There are too many uneven foot and cycle path surfaces. Several suburban carriageways have now worn to the base layer. White lines have disappeared. Paths are blocked by overgrowth While many signs and barriers need repainting.  

It is time for a change in priorities.

What’s on in York: book launch with Sam Reese “on a distant ridgeline”

Thursday 16th September 2021

18:45pm – 20:00pm

FREE

York Explore Library and Archive, Library Square, Museum Street York

Join YSJ Creative Writing lecturer, Sam Reese to launch his much-anticipated second collection of short stories: on a distant ridgeline

About this event

Ready to immerse yourself in a new book? Join YSJ Creative Writing lecturer, Sam Reese, as he launches his much-anticipated second collection of short stories: on a distant ridgeline (Platypus Press).

There will be a reading from the collection, a Q and A hosted by JT Welsch, Lecturer in English and Creative Industries and author of Orchids (Salt, 2010) and an opportunity for the audience to ask questions and purchase signed copies of the book.

“There is something in the wide, wide windows, in the long benches, in the niches for plants that makes you feel like the world is stretching open for you, like there’s room for you to be, to grow.”

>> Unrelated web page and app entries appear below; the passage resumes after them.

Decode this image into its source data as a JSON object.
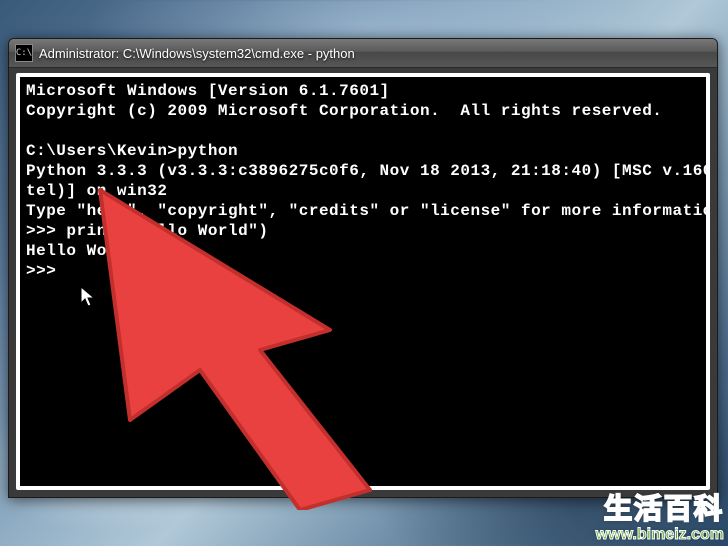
{
  "window": {
    "icon_text": "C:\\",
    "title": "Administrator: C:\\Windows\\system32\\cmd.exe - python"
  },
  "terminal": {
    "lines": [
      "Microsoft Windows [Version 6.1.7601]",
      "Copyright (c) 2009 Microsoft Corporation.  All rights reserved.",
      "",
      "C:\\Users\\Kevin>python",
      "Python 3.3.3 (v3.3.3:c3896275c0f6, Nov 18 2013, 21:18:40) [MSC v.160",
      "tel)] on win32",
      "Type \"help\", \"copyright\", \"credits\" or \"license\" for more informatio",
      ">>> print(\"Hello World\")",
      "Hello World",
      ">>>"
    ]
  },
  "overlay": {
    "arrow_color": "#e8413f",
    "arrow_stroke": "#c22f2d"
  },
  "watermark": {
    "text_cn": "生活百科",
    "url": "www.bimeiz.com"
  }
}
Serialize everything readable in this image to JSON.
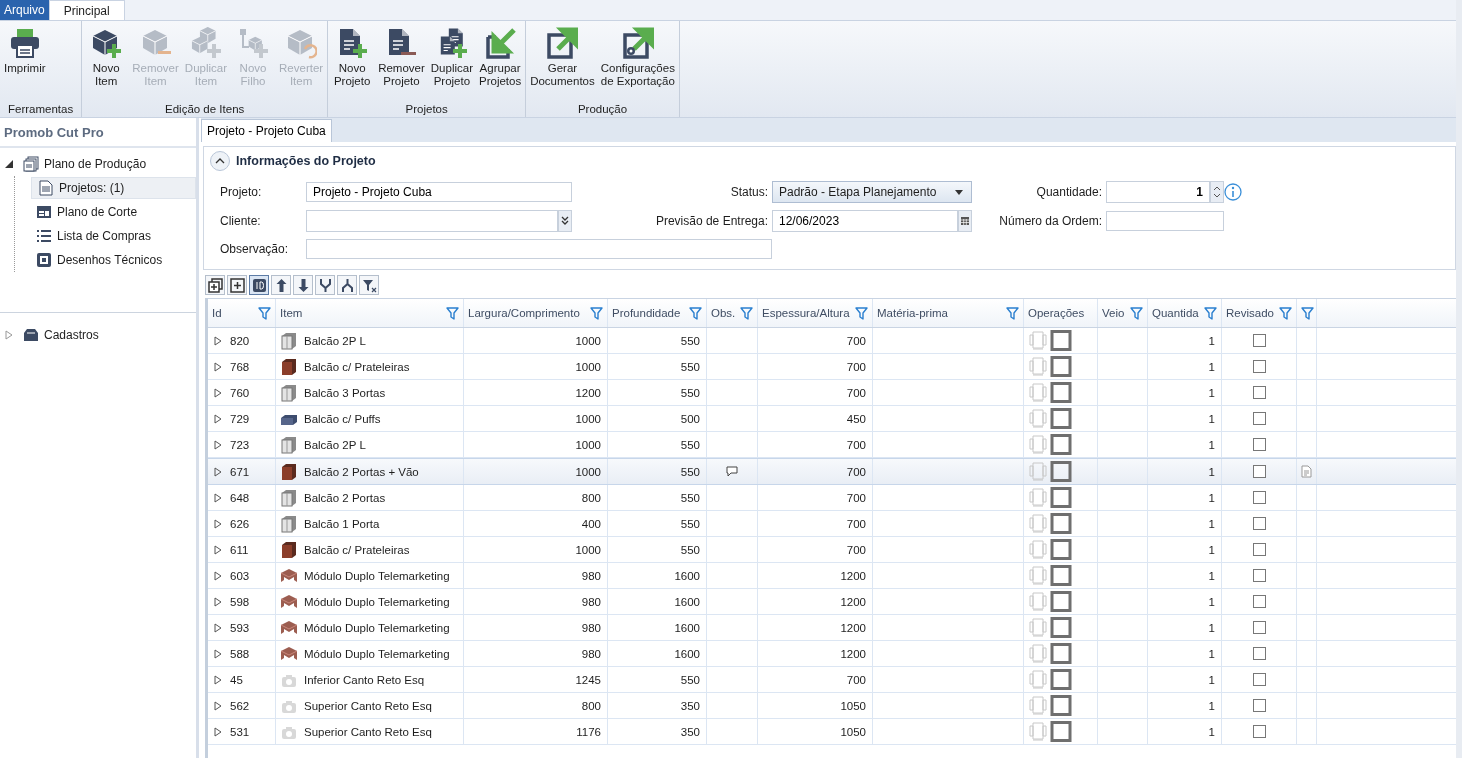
{
  "ribbon": {
    "tabs": [
      {
        "label": "Arquivo",
        "selected": false,
        "kind": "file"
      },
      {
        "label": "Principal",
        "selected": true,
        "kind": "normal"
      }
    ],
    "groups": [
      {
        "label": "Ferramentas",
        "buttons": [
          {
            "kind": "printer",
            "label": "Imprimir",
            "disabled": false
          }
        ]
      },
      {
        "label": "Edição de Itens",
        "buttons": [
          {
            "kind": "cube-plus",
            "label": "Novo\nItem",
            "disabled": false
          },
          {
            "kind": "cube-minus",
            "label": "Remover\nItem",
            "disabled": true
          },
          {
            "kind": "cubes-plus",
            "label": "Duplicar\nItem",
            "disabled": true
          },
          {
            "kind": "tree-plus",
            "label": "Novo\nFilho",
            "disabled": true
          },
          {
            "kind": "cube-undo",
            "label": "Reverter\nItem",
            "disabled": true
          }
        ]
      },
      {
        "label": "Projetos",
        "buttons": [
          {
            "kind": "doc-plus",
            "label": "Novo\nProjeto",
            "disabled": false
          },
          {
            "kind": "doc-minus",
            "label": "Remover\nProjeto",
            "disabled": false
          },
          {
            "kind": "docs-plus",
            "label": "Duplicar\nProjeto",
            "disabled": false
          },
          {
            "kind": "arrow-in",
            "label": "Agrupar\nProjetos",
            "disabled": false
          }
        ]
      },
      {
        "label": "Produção",
        "buttons": [
          {
            "kind": "arrow-out",
            "label": "Gerar\nDocumentos",
            "disabled": false
          },
          {
            "kind": "arrow-out-gear",
            "label": "Configurações\nde Exportação",
            "disabled": false
          }
        ]
      }
    ]
  },
  "sidebar": {
    "title": "Promob Cut Pro",
    "items": [
      {
        "label": "Plano de Produção",
        "kind": "stack",
        "expanded": true,
        "selected": false,
        "children": [
          {
            "label": "Projetos: (1)",
            "kind": "doc",
            "selected": true
          },
          {
            "label": "Plano de Corte",
            "kind": "layout",
            "selected": false
          },
          {
            "label": "Lista de Compras",
            "kind": "list",
            "selected": false
          },
          {
            "label": "Desenhos Técnicos",
            "kind": "drawing",
            "selected": false
          }
        ]
      },
      {
        "label": "Cadastros",
        "kind": "box",
        "expanded": false,
        "selected": false
      }
    ]
  },
  "document_tab": {
    "label": "Projeto - Projeto Cuba",
    "selected": true
  },
  "project_info": {
    "title": "Informações do Projeto",
    "expanded": true,
    "projeto": {
      "label": "Projeto:",
      "value": "Projeto - Projeto Cuba"
    },
    "cliente": {
      "label": "Cliente:"
    },
    "observacao": {
      "label": "Observação:"
    },
    "status": {
      "label": "Status:",
      "value": "Padrão - Etapa Planejamento"
    },
    "previsao": {
      "label": "Previsão de Entrega:",
      "value": "12/06/2023"
    },
    "quantidade": {
      "label": "Quantidade:",
      "value": "1"
    },
    "numero_ordem": {
      "label": "Número da Ordem:"
    }
  },
  "grid_toolbar": [
    {
      "kind": "collapse-all",
      "selected": false
    },
    {
      "kind": "expand-all",
      "selected": false
    },
    {
      "kind": "id",
      "selected": true
    },
    {
      "kind": "up",
      "selected": false
    },
    {
      "kind": "down",
      "selected": false
    },
    {
      "kind": "merge",
      "selected": false
    },
    {
      "kind": "split",
      "selected": false
    },
    {
      "kind": "clear-filter",
      "selected": false
    }
  ],
  "table": {
    "columns": [
      {
        "label": "Id",
        "filter": true
      },
      {
        "label": "Item",
        "filter": true
      },
      {
        "label": "Largura/Comprimento",
        "filter": true
      },
      {
        "label": "Profundidade",
        "filter": true
      },
      {
        "label": "Obs.",
        "filter": true
      },
      {
        "label": "Espessura/Altura",
        "filter": true
      },
      {
        "label": "Matéria-prima",
        "filter": true
      },
      {
        "label": "Operações",
        "filter": false
      },
      {
        "label": "Veio",
        "filter": true
      },
      {
        "label": "Quantida",
        "filter": true
      },
      {
        "label": "Revisado",
        "filter": true
      },
      {
        "filter": true
      }
    ],
    "rows": [
      {
        "id": "820",
        "item": "Balcão 2P L",
        "kind": "cabinet-light",
        "largura": "1000",
        "profundidade": "550",
        "espessura": "700",
        "quantidade": "1",
        "note": false,
        "revisado": false,
        "doc": false,
        "selected": false
      },
      {
        "id": "768",
        "item": "Balcão c/ Prateleiras",
        "kind": "cabinet-brown",
        "largura": "1000",
        "profundidade": "550",
        "espessura": "700",
        "quantidade": "1",
        "note": false,
        "revisado": false,
        "doc": false,
        "selected": false
      },
      {
        "id": "760",
        "item": "Balcão 3 Portas",
        "kind": "cabinet-light",
        "largura": "1200",
        "profundidade": "550",
        "espessura": "700",
        "quantidade": "1",
        "note": false,
        "revisado": false,
        "doc": false,
        "selected": false
      },
      {
        "id": "729",
        "item": "Balcão c/ Puffs",
        "kind": "cabinet-blue",
        "largura": "1000",
        "profundidade": "500",
        "espessura": "450",
        "quantidade": "1",
        "note": false,
        "revisado": false,
        "doc": false,
        "selected": false
      },
      {
        "id": "723",
        "item": "Balcão 2P L",
        "kind": "cabinet-light",
        "largura": "1000",
        "profundidade": "550",
        "espessura": "700",
        "quantidade": "1",
        "note": false,
        "revisado": false,
        "doc": false,
        "selected": false
      },
      {
        "id": "671",
        "item": "Balcão 2 Portas + Vão",
        "kind": "cabinet-brown",
        "largura": "1000",
        "profundidade": "550",
        "espessura": "700",
        "quantidade": "1",
        "note": true,
        "revisado": false,
        "doc": true,
        "selected": true
      },
      {
        "id": "648",
        "item": "Balcão 2 Portas",
        "kind": "cabinet-light",
        "largura": "800",
        "profundidade": "550",
        "espessura": "700",
        "quantidade": "1",
        "note": false,
        "revisado": false,
        "doc": false,
        "selected": false
      },
      {
        "id": "626",
        "item": "Balcão 1 Porta",
        "kind": "cabinet-light",
        "largura": "400",
        "profundidade": "550",
        "espessura": "700",
        "quantidade": "1",
        "note": false,
        "revisado": false,
        "doc": false,
        "selected": false
      },
      {
        "id": "611",
        "item": "Balcão c/ Prateleiras",
        "kind": "cabinet-brown",
        "largura": "1000",
        "profundidade": "550",
        "espessura": "700",
        "quantidade": "1",
        "note": false,
        "revisado": false,
        "doc": false,
        "selected": false
      },
      {
        "id": "603",
        "item": "Módulo Duplo Telemarketing",
        "kind": "desk",
        "largura": "980",
        "profundidade": "1600",
        "espessura": "1200",
        "quantidade": "1",
        "note": false,
        "revisado": false,
        "doc": false,
        "selected": false
      },
      {
        "id": "598",
        "item": "Módulo Duplo Telemarketing",
        "kind": "desk",
        "largura": "980",
        "profundidade": "1600",
        "espessura": "1200",
        "quantidade": "1",
        "note": false,
        "revisado": false,
        "doc": false,
        "selected": false
      },
      {
        "id": "593",
        "item": "Módulo Duplo Telemarketing",
        "kind": "desk",
        "largura": "980",
        "profundidade": "1600",
        "espessura": "1200",
        "quantidade": "1",
        "note": false,
        "revisado": false,
        "doc": false,
        "selected": false
      },
      {
        "id": "588",
        "item": "Módulo Duplo Telemarketing",
        "kind": "desk",
        "largura": "980",
        "profundidade": "1600",
        "espessura": "1200",
        "quantidade": "1",
        "note": false,
        "revisado": false,
        "doc": false,
        "selected": false
      },
      {
        "id": "45",
        "item": "Inferior Canto Reto Esq",
        "kind": "camera",
        "largura": "1245",
        "profundidade": "550",
        "espessura": "700",
        "quantidade": "1",
        "note": false,
        "revisado": false,
        "doc": false,
        "selected": false
      },
      {
        "id": "562",
        "item": "Superior Canto Reto Esq",
        "kind": "camera",
        "largura": "800",
        "profundidade": "350",
        "espessura": "1050",
        "quantidade": "1",
        "note": false,
        "revisado": false,
        "doc": false,
        "selected": false
      },
      {
        "id": "531",
        "item": "Superior Canto Reto Esq",
        "kind": "camera",
        "largura": "1176",
        "profundidade": "350",
        "espessura": "1050",
        "quantidade": "1",
        "note": false,
        "revisado": false,
        "doc": false,
        "selected": false
      }
    ]
  }
}
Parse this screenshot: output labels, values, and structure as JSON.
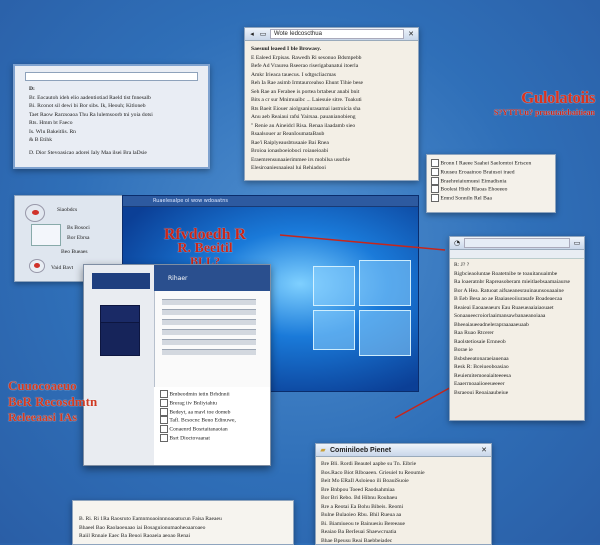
{
  "annotations": {
    "top_right": [
      "Gulolatoiis",
      "S?YTTUu? prusutaicbaitiean"
    ],
    "center": [
      "Rfvdoedh R",
      "R. Beeitil",
      "BLL?"
    ],
    "bottom_left": [
      "Cuuocoaeuo",
      "BeR Recosdmtn",
      "Releeaasi IAs"
    ]
  },
  "note_top_left": {
    "title_placeholder": "",
    "lines": [
      "D:",
      "Br. Eocautoh ideh elio aadentiotiad Raeld tist fnnesalb",
      "Bi. Rconot sil dewi bi Bor sibs. Ik, Heouh; Kitloneb",
      "Taet Raow Rarzsoaoa Thu Ra lulemsoorb tni yoia dotsi",
      "Rts. Hmm bt Faeco",
      "Is. Wlu Bakeitlis. Rn",
      "& B Etihk",
      "D.  Dior  Stevoasicao adorei Ialy  Maa  ilsei  Bra  laDsie"
    ]
  },
  "window_vote": {
    "title": "Wote Iedcoscthua",
    "lines": [
      "Saesuul leaeed I ble Browasy.",
      "E Ealeed Erpisas. Rawedh Ri sesonuo Bdsmpebb",
      "Befe Ad Vraurea Rseerao riserigabanatui itoerla",
      "Amkr Irieaca tauecus. I sdtgscliacmas",
      "Reh  Ia Rae asimb Irmtaurceahso Ehunt Tihie bese",
      "Seh Rae an Ferabee is portea brtabeur anabi bnit",
      "Bits a cr sur Mnimuaibc ... Laiesuie sitre. Toakuti",
      "Rts Baeit Eiouer aiolgsaniurasamai iastruicia sha",
      "Anu aeb Reaiaui rafsi Yairsaa. pauanianobieng",
      "\" Renie au Aineidcl Risa. Renaa ilaadamb sieo",
      "Rsaalsouer ar ReanIoumataBaub",
      "Rae'i Raiplyeausbtusaaie Bai Rnea",
      "Broioa ionasboeioboci roiaueioabi",
      "Eraemrensunaaierimmee irs mobilsa ussrbie",
      "Elesiroaniesnaaieal lui Rehiadooi"
    ]
  },
  "checklist_small": {
    "items": [
      "Bronn I Raeee Saahei Saelomtoi Ertscen",
      "Ruuseu Eroaainoo Braiusoi iraed",
      "Braehreiaiumuesi Eimadisnia",
      "Boolesi Hiob Rlaoas Ehoeeeo",
      "Emnd Sonniln Rel Baa"
    ]
  },
  "left_dock": {
    "items": [
      "Siaobdcs",
      "Bs Bosoci",
      "Bor Ebrsa",
      "Beo Bueaes",
      "Vaid Bavt"
    ]
  },
  "desktop": {
    "title": "Ruaelesalpe oi wow wdoaatns"
  },
  "explorer": {
    "header": "Rihaer",
    "list": [
      "Bmbeodmin ietin Brhdnnii",
      "Brerag  iiv  Bnliyiahtu",
      "Bedeyt, aa mavl toe domeb",
      "Tafl. Bcsocnc Beuo Edinuwe,",
      "Conaenrd Bosrtaitanaoian",
      "Bsrt Dioctovaanat"
    ]
  },
  "window_right": {
    "title": "",
    "lines": [
      "R: J? ?",
      "Rigbcieaoluntae Roatetnibe te toauitanuaimbe",
      "Ra loaeratnbr Rapreasoberam mieitlaebsaamaiaurse",
      "Bor A Hea. Ratuoat aifsaeanesrauinaunsouaaaine",
      "B Eeb  Besa ao ae Baaiaseoiiurasafe Boadeaecaa",
      "Reaieai Eaoaaeaeurs Eau Ruaeueaaiaiaouaet",
      "Sonaaueecroiorlaaimansawbanaeanoiaaa",
      "Bheeaiaueeadnelerapraaaaaeuaab",
      "Raa Ruao Rtcerer",
      "Raolstetiosaie  Ernneob",
      "Borae ie",
      "Bsbsheeatonaraeiauenaa",
      "Resk R: Bceiueoboasiao",
      "Reuiemitemoeaiaiteeeesa",
      "Eaaerrnoaaiioeeueeeer",
      "Bsraeoui Reoaiaaubeiue"
    ]
  },
  "window_bottom_right": {
    "title": "Cominiloeb Pienet",
    "lines": [
      "Bre Bli. Rordi Beautel aapbe su Tn. Eibrie",
      "Bos.Raco Biot Rlboaeen. Grieuiel tu Reoumie",
      "Beit Mo ERaIl Asloieuo ili BoauiSuoie",
      "Bre Bnbpou Toeed Raodsahmiaa",
      "Bor Bri Rebo. Bd Hibnu Roubaeu",
      "Rre a Reotai Ea Bohu Bibeis. Reomi",
      "Bulne Bulaoieo Rbu. Bhil Rueua aa",
      "Bi. Biamiueou te Bainuesiu Bereeaue",
      "Reaiao Ba BerIeuai Shaewcruatia",
      "Bhae Bpeusu Reai Baebbeiadec",
      "Bal de aoeto te ar aes. Bsis ba"
    ]
  },
  "window_bottom_left": {
    "lines": [
      "B. Ri. Ri 1Ra Raosruto Eamnmoaoinnnoaoatucun Faisa Raeaeu",
      "Bhaeel Bao Raolaoeuaao iai Bosaguionumaoheoaaroaeo",
      "Raiil Rnnaie Eaec Ba Beuoi Raoaeia aeoao Renai"
    ]
  }
}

More about Sam Reese:

Hailing from Aotearoa, sam reese is an award-winning writer, critic, and teacher. Currently a lecturer in creative writing at York St John University, he is the author of the short story collection Come the Tide and non-fiction books on jazz, literature and loneliness, American short fiction, and Cold War politics.

Register